**PROBLEM DESCRIPTION:** Every line below that contains "icon" is to be copied.

##############################

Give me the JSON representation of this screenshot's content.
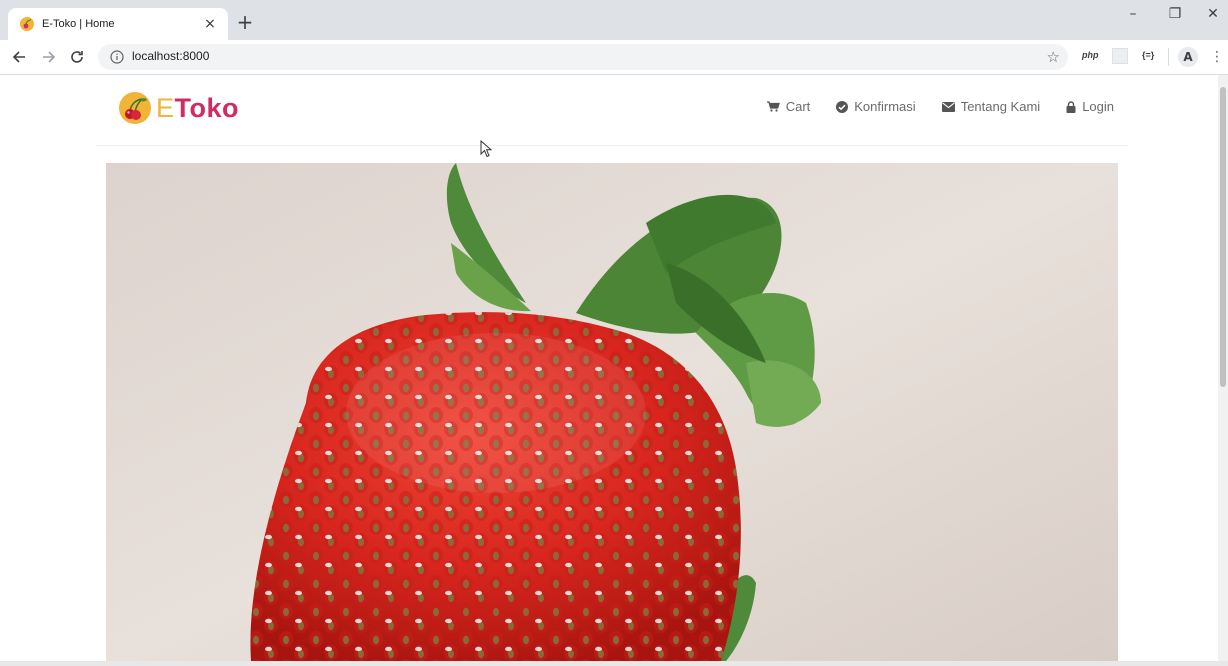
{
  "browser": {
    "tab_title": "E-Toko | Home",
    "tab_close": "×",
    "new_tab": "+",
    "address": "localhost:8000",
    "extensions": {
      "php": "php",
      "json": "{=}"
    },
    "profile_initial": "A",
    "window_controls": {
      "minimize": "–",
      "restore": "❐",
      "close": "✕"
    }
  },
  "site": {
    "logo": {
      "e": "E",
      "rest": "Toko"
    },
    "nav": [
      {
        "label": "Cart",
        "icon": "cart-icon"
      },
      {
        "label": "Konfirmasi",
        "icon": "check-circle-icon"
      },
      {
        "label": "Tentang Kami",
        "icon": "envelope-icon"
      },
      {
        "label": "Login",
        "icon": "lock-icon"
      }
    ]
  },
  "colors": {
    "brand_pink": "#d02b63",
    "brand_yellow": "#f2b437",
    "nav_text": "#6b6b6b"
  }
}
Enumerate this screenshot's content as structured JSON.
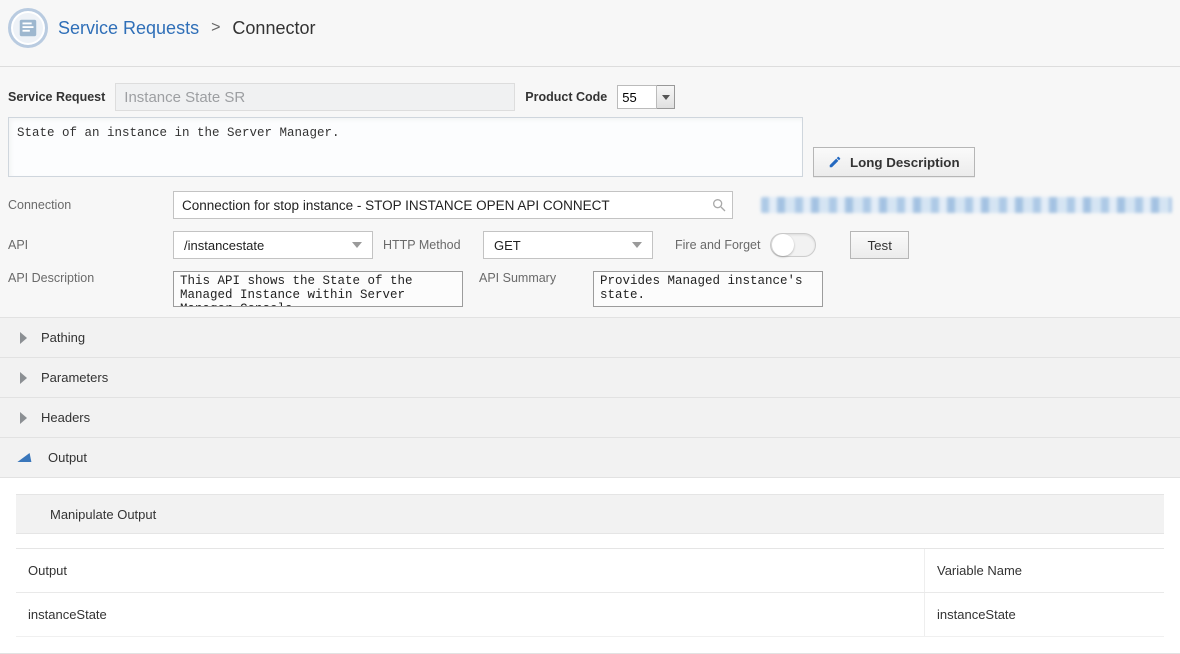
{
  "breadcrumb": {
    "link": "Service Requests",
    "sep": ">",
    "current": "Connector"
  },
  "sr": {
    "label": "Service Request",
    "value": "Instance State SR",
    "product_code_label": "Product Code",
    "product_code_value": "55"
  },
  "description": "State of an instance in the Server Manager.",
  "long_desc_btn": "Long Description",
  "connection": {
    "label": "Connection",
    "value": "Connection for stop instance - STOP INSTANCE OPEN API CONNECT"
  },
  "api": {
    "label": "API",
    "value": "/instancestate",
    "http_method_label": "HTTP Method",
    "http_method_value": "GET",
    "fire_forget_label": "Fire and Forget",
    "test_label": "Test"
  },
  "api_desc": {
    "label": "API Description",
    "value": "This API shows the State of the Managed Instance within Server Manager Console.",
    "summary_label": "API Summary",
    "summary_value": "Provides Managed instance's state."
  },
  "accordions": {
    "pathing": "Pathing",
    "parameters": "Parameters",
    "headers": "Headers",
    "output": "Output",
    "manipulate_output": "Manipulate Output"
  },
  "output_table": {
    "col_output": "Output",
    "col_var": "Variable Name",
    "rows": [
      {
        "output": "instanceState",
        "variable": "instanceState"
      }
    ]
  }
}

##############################

**SOLUTION FOR THIS PROBLEM:**
        "icon": "cart-icon"
        "icon": "check-circle-icon"
        "icon": "envelope-icon"
        "icon": "lock-icon"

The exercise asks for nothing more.